At Glastonbury in 2004 Sir Paul was among a number of big names on the lineup, with bands Muse and Oasis also taking to the stage.

James Brown, Joss Stone, and Franz Ferdinand also performed to the 150,000 people who attended the musical weekend and tickets only cost £112. 

It comes after Sir Paul revealed he found it ‘pretty hurtful’ when he was blamed for breaking up The Beatles when the group parted ways in 1970.

Reflecting on the misconceptions he faced during his time with the band, the singer spoke candidly with British GQ about how he felt at the time.

Opinion: The singer went on to say that he doesn't like it when celebrities are pampered and don't do things for themselves (Will.I.Am is pictured in June 2019)

Opinion: The singer went on to say that he doesn’t like it when celebrities are pampered and don’t do things for themselves (Will.I.Am is pictured in June 2019)

Saying people believed the band – which also consisted of John Lennon, George Harrison and Ringo Starr – ‘hated each other’ after their split, Sir Paul clarified that the group simply had ‘disputes’ like any other family would. 

Of common misconceptions, he said: ‘I suppose that when The Beatles broke up, perhaps there was a misconception that we all sort of hated each other. 

‘What I realise now is that, because it was a family, because it was a gang, families argue. And families have disputes. And some people want to do this and some people want to do that. 

‘So I think what came about after that … the only way for me to save The Beatles and Apple – and to release Get Back by Peter Jackson and which allowed us to release Anthology and all these great remasters of all the great Beatles records – was to sue the band. 








Struggle: Sir Paul recently revealed he found it 'pretty hurtful' when he was blamed for breaking up The Beatles when the group parted ways in 1970 (pictured in 1967)

Struggle: Sir Paul recently revealed he found it ‘pretty hurtful’ when he was blamed for breaking up The Beatles when the group parted ways in 1970 (pictured in 1967)

‘If I hadn’t done that, it would have all belonged to Allen Klein. The only way I was given to get us out of that was to do what I did. 

‘I said “Well, I’ll sue Allen Klein,” and I wasn’t told I couldn’t because he wasn’t party to it. “You’ve got to sue the Beatles.”‘

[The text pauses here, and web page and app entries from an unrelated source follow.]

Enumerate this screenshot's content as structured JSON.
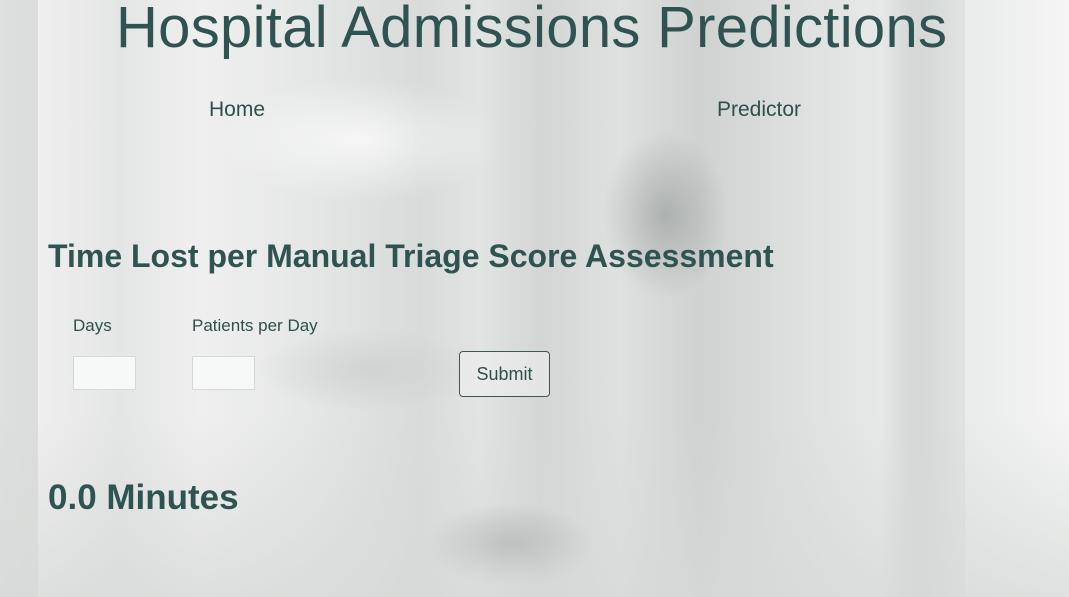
{
  "header": {
    "title": "Hospital Admissions Predictions"
  },
  "nav": {
    "items": [
      {
        "label": "Home"
      },
      {
        "label": "Predictor"
      }
    ]
  },
  "form": {
    "section_title": "Time Lost per Manual Triage Score Assessment",
    "days_label": "Days",
    "days_value": "",
    "patients_label": "Patients per Day",
    "patients_value": "",
    "submit_label": "Submit"
  },
  "result": {
    "text": "0.0 Minutes"
  },
  "colors": {
    "text": "#2f5350",
    "button_border": "#3e5754",
    "input_background": "#f7f8f8"
  }
}
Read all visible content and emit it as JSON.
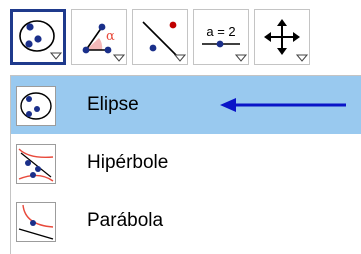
{
  "toolbar": {
    "tools": [
      {
        "icon": "ellipse-icon",
        "selected": true
      },
      {
        "icon": "angle-icon",
        "badge": "α"
      },
      {
        "icon": "line-icon"
      },
      {
        "icon": "slider-icon",
        "badge": "a = 2"
      },
      {
        "icon": "move-icon"
      }
    ]
  },
  "menu": {
    "items": [
      {
        "label": "Elipse",
        "icon": "ellipse-icon",
        "highlighted": true
      },
      {
        "label": "Hipérbole",
        "icon": "hyperbola-icon"
      },
      {
        "label": "Parábola",
        "icon": "parabola-icon"
      }
    ]
  },
  "colors": {
    "selected_border": "#1f3a8c",
    "highlight": "#99c9ef",
    "point": "#1a2f8a",
    "curve": "#e84a3c",
    "arrow": "#0a14c8"
  }
}
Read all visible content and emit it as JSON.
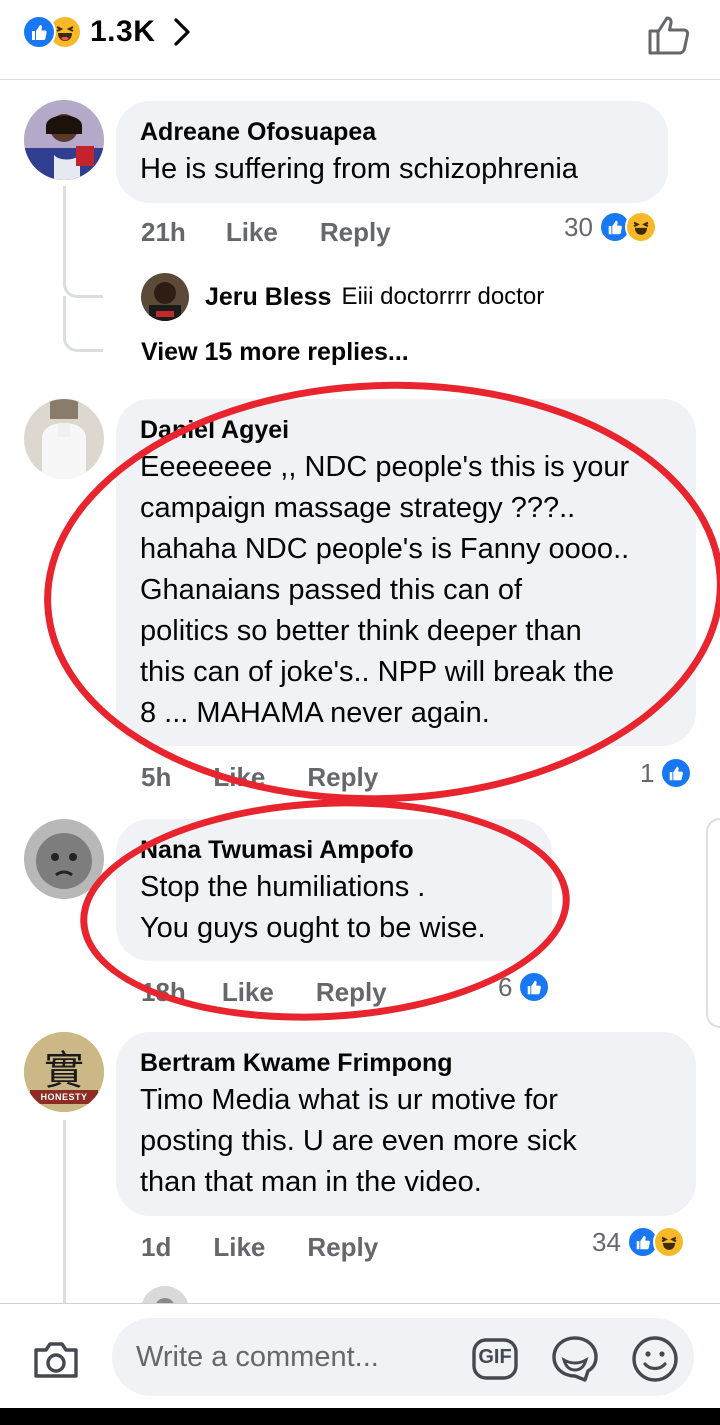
{
  "header": {
    "reaction_count": "1.3K"
  },
  "comments": [
    {
      "author": "Adreane Ofosuapea",
      "text": "He is suffering from schizophrenia",
      "time": "21h",
      "like_label": "Like",
      "reply_label": "Reply",
      "reaction_count": "30",
      "replies_preview": {
        "author": "Jeru Bless",
        "text": "Eiii doctorrrr doctor",
        "view_more": "View 15 more replies..."
      }
    },
    {
      "author": "Daniel Agyei",
      "text": " Eeeeeeee ,, NDC people's this is your\ncampaign massage strategy ???..\nhahaha NDC people's is Fanny oooo..\nGhanaians passed this can of\npolitics so better think deeper  than\nthis can of joke's.. NPP will break the\n8 ... MAHAMA never again.",
      "time": "5h",
      "like_label": "Like",
      "reply_label": "Reply",
      "reaction_count": "1"
    },
    {
      "author": "Nana Twumasi Ampofo",
      "text": "Stop the humiliations .\nYou guys ought to be wise.",
      "time": "18h",
      "like_label": "Like",
      "reply_label": "Reply",
      "reaction_count": "6"
    },
    {
      "author": "Bertram Kwame Frimpong",
      "text": "Timo Media what is ur motive for\nposting this. U are even more sick\nthan that man in the video.",
      "time": "1d",
      "like_label": "Like",
      "reply_label": "Reply",
      "reaction_count": "34",
      "avatar_label": "HONESTY",
      "avatar_glyph": "實"
    }
  ],
  "footer": {
    "placeholder": "Write a comment...",
    "gif_label": "GIF"
  },
  "colors": {
    "like_blue": "#1877f2",
    "haha_yellow": "#f7b928",
    "annotation_red": "#e8252e",
    "bubble_bg": "#f0f2f5",
    "meta_gray": "#65676b"
  }
}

Sir Paul’s decision led to tensions between the former members, with John even writing his song How Do You Sleep? which overtly referenced his former band mate, creating even more ‘hurtful’ misconceptions.

‘I remember reading an article, an interview with Yoko, who, OK, she was a big John supporter, I get that, but in this article she goes, “Paul did nothing. All he ever did was book studio,” Sir Paul continued.

Looking back: During his candid GQ interview, Sir Paul clarified that the group simply had 'disputes' like any other family would (pictured in 1963)

Looking back: During his candid GQ interview, Sir Paul clarified that the group simply had ‘disputes’ like any other family would (pictured in 1963)

‘And I’m going, “Err? No…” And then John does this famous song, How Do You Sleep?, and he’s going, “All you ever did was ‘Yesterday”… And I’m going, “No, man.”

‘But then you hear the stories from various angles and apparently people who were in the room when John was writing that, he was getting suggestions for the lyrics off Allen Klein. 

‘So, you see the atmosphere of “Let’s get Paul. Let’s nail him in a song…” And those things were pretty hurtful.’

During their time together, The Beatles became one of the most influential bands of all time with their releases making them the best-selling music act of all time. 








Source link

Everything you need to know about Shark Week 2020

United flight at Newark is evacuated on the tarmac after 'a passenger made a bomb threat on board'